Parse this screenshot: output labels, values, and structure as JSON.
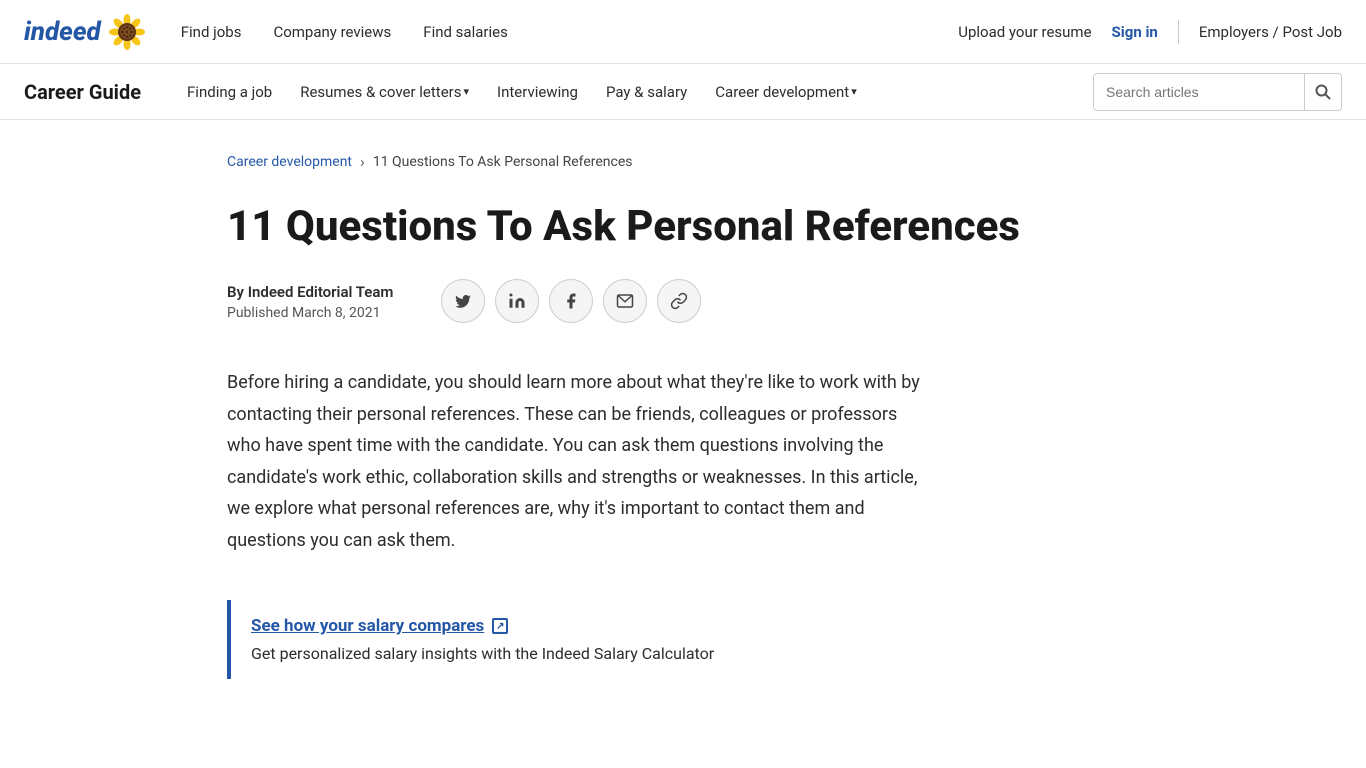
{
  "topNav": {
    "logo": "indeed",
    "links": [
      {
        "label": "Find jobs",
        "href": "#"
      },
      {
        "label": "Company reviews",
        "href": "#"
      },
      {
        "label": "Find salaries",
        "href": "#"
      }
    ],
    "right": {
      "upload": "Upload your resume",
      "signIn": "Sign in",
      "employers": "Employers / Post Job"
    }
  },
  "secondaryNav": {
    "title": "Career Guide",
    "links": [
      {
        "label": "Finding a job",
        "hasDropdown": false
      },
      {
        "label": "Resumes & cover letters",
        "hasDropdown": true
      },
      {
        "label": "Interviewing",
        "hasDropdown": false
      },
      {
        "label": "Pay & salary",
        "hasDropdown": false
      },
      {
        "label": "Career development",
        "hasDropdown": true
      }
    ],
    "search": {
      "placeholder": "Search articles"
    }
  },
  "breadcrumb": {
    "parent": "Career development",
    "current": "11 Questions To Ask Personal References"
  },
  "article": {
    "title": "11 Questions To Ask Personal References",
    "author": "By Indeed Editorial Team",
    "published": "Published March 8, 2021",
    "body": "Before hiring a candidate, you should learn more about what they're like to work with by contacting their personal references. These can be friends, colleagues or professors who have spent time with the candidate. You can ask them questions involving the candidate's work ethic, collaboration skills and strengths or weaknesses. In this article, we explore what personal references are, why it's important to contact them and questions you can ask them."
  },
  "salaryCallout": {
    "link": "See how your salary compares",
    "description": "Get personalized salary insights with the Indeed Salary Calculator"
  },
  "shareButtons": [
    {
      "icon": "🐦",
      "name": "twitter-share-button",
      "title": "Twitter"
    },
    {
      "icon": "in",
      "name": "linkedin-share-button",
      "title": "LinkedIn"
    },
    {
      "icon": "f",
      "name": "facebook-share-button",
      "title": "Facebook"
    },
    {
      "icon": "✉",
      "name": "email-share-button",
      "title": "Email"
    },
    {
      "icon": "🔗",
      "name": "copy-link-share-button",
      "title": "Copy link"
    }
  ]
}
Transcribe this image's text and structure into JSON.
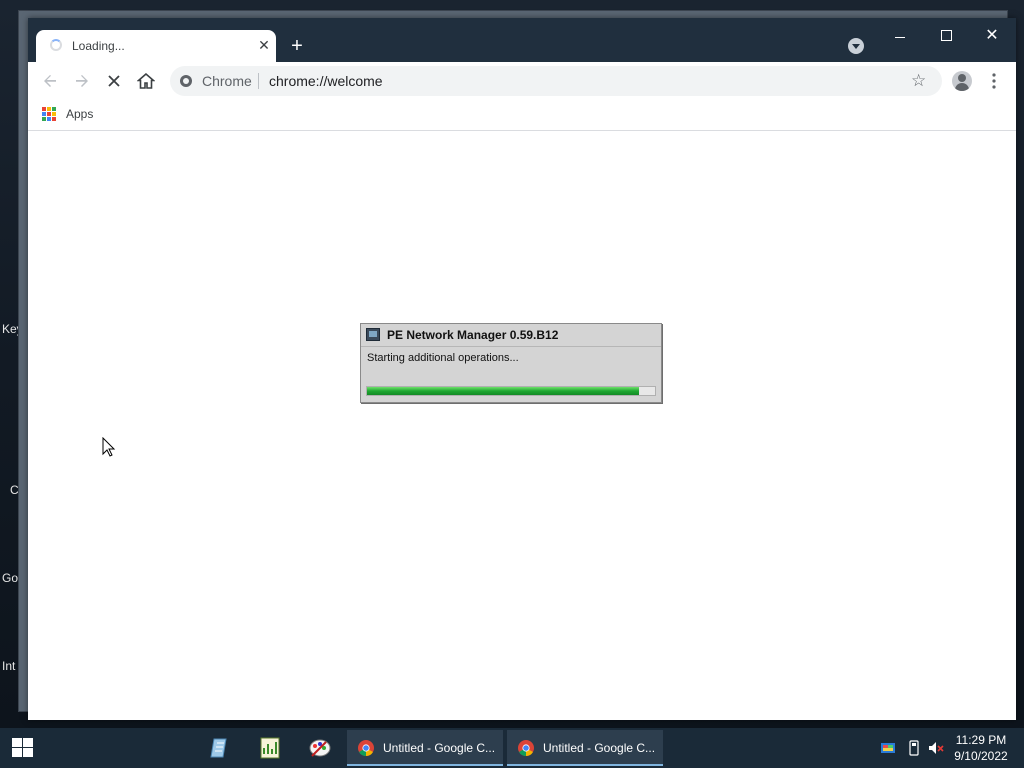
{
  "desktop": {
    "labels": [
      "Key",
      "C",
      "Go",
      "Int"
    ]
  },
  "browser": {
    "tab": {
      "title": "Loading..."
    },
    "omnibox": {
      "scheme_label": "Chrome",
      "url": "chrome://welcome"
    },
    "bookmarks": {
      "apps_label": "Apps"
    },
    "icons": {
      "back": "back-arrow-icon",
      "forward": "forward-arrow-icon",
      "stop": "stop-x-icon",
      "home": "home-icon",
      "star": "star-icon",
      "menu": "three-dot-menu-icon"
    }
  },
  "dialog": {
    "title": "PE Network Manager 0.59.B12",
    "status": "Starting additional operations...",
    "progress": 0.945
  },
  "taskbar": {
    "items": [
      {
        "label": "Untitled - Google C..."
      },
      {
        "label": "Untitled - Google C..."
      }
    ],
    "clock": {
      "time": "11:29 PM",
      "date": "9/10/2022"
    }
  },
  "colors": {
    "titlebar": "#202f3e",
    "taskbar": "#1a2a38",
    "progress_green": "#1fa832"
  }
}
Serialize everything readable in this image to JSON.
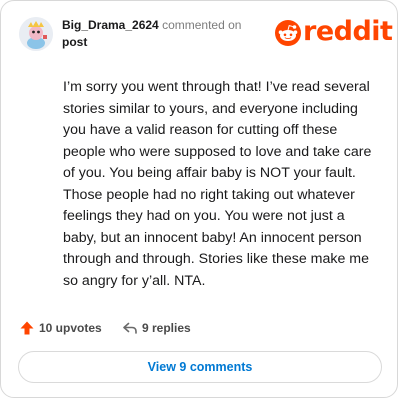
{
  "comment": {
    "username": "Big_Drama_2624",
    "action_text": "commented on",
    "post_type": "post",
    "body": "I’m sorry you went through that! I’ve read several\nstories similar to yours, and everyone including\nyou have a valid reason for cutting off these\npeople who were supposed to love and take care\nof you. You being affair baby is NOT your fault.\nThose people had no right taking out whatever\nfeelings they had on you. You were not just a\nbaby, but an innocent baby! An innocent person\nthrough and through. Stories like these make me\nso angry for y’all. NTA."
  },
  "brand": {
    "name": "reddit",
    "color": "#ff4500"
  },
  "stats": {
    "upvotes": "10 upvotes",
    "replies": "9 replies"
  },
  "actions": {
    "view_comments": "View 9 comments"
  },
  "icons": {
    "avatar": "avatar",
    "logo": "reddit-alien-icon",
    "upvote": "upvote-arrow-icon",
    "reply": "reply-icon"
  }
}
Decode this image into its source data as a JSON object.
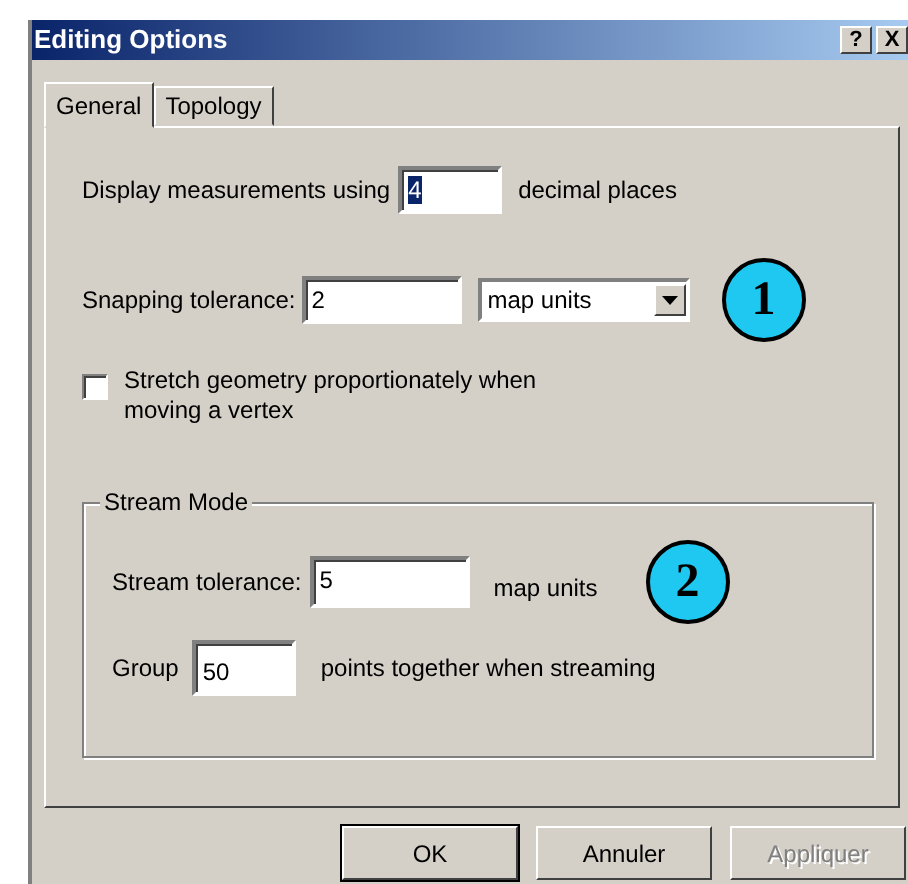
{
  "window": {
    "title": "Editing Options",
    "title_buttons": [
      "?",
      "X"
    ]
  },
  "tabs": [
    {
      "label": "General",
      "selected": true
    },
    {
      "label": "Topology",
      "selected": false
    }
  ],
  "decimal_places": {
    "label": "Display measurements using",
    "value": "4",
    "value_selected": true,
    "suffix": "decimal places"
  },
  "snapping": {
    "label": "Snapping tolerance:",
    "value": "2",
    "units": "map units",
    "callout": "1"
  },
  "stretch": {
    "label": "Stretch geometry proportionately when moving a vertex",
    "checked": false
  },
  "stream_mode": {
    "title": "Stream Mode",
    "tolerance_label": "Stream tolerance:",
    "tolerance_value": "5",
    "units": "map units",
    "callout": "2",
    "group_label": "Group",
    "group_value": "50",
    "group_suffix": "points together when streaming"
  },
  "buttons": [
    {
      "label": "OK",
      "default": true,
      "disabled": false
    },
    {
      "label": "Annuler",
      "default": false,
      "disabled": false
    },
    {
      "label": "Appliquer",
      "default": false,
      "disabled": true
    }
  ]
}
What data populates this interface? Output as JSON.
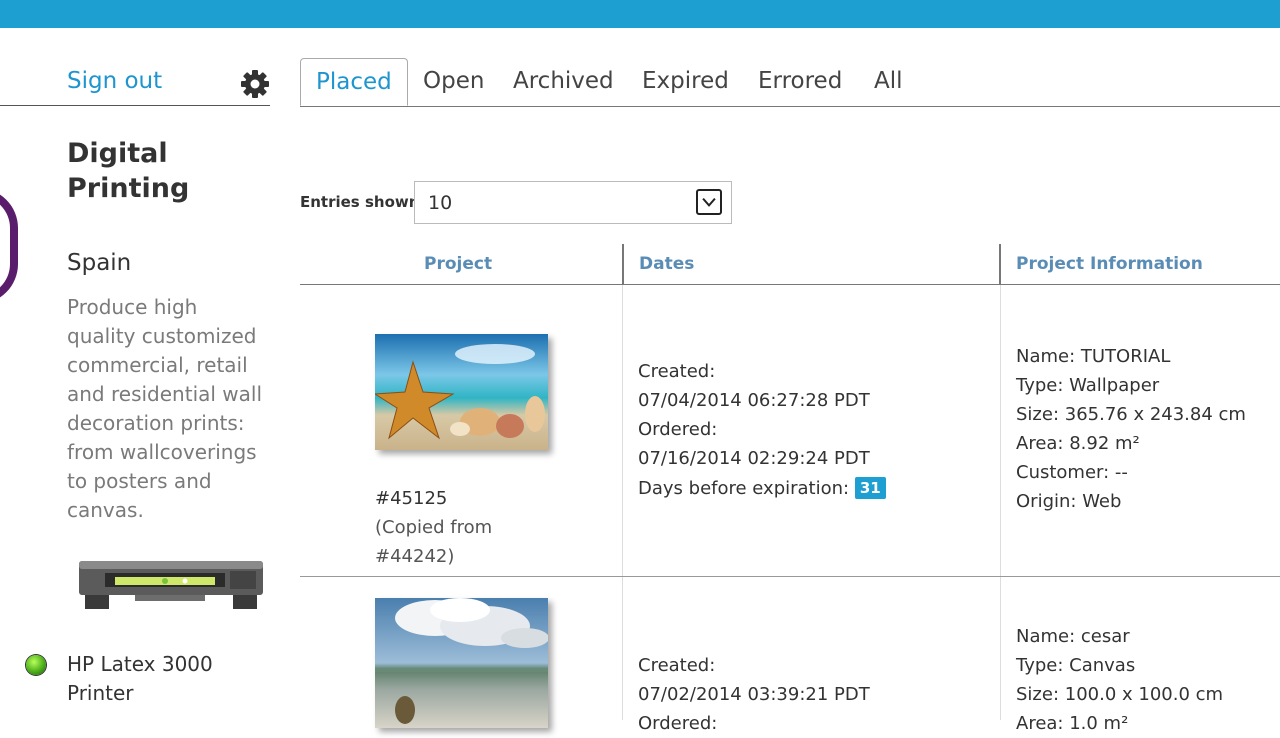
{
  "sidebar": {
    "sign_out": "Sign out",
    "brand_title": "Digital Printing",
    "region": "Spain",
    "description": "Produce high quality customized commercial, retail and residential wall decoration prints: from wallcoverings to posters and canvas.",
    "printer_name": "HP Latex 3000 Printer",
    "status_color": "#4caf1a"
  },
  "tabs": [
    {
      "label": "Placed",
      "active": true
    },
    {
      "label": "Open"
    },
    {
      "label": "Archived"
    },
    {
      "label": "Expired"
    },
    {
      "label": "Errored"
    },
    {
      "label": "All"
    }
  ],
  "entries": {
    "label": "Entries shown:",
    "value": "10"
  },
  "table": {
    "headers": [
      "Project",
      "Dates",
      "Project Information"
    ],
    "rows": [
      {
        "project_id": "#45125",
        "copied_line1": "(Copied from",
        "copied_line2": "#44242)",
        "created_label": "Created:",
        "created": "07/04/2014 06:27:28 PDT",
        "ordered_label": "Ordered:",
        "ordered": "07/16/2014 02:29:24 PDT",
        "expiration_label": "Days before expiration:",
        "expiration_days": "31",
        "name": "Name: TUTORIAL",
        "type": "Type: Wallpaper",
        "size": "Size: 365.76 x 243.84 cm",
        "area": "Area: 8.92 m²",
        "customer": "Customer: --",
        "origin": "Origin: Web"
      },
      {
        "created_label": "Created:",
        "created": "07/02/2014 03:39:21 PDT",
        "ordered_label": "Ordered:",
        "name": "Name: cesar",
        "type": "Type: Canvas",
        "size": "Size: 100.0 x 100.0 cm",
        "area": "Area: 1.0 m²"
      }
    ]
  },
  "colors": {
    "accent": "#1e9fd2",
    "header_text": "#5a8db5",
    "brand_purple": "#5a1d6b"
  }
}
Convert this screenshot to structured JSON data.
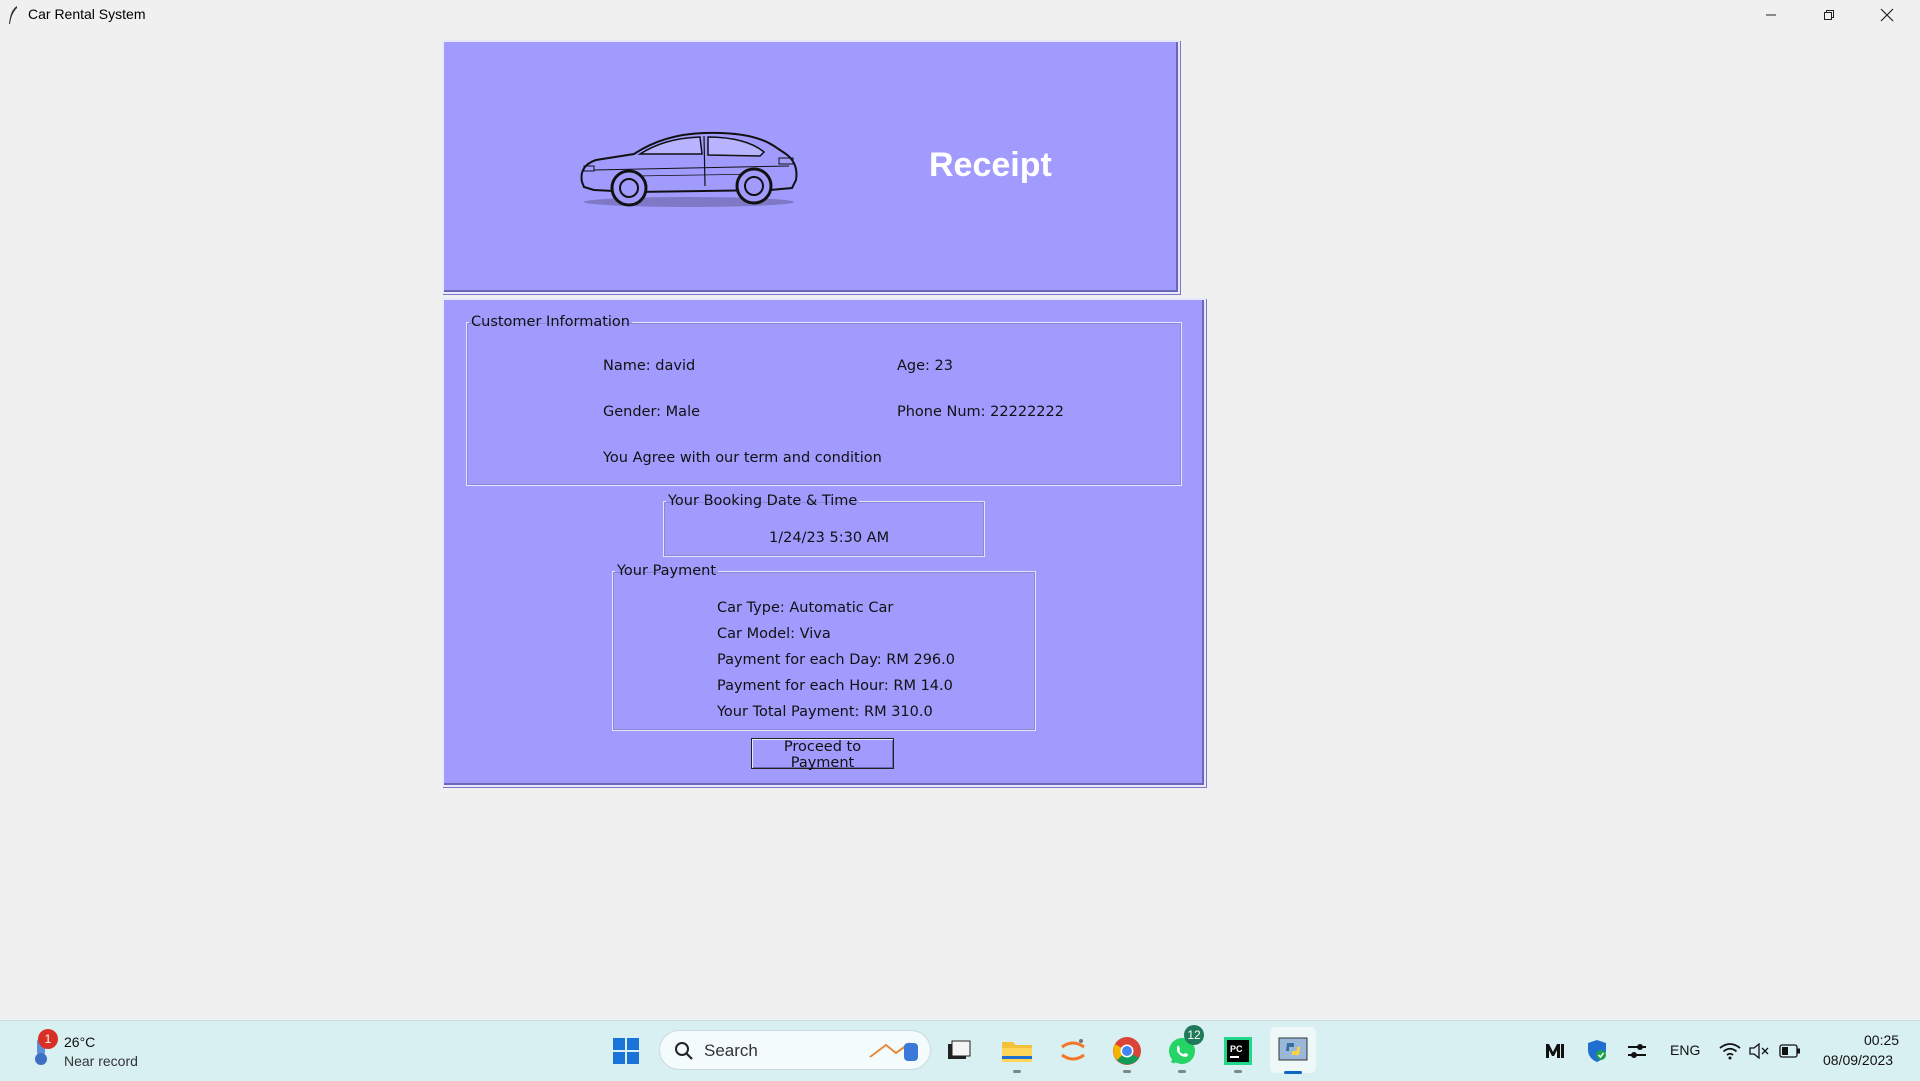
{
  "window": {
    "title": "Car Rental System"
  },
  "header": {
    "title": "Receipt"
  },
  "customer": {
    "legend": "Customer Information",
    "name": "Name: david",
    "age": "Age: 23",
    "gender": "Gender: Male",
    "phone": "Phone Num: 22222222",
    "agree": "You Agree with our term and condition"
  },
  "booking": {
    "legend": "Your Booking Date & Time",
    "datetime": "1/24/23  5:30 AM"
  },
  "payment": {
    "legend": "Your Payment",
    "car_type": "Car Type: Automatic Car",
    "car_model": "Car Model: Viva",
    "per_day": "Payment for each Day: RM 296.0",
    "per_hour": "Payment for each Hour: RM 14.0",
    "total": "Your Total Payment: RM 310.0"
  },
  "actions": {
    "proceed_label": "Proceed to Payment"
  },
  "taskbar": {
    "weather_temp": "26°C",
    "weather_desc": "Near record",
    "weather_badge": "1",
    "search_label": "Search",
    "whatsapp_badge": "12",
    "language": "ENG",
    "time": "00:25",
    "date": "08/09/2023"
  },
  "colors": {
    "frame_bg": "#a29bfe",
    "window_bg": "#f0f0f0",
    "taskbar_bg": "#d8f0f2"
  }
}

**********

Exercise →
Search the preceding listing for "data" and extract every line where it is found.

Output for this exercise →
Decode this image into its source data as a JSON object.
What data populates this interface? Output as JSON.
Convert this screenshot to structured JSON data.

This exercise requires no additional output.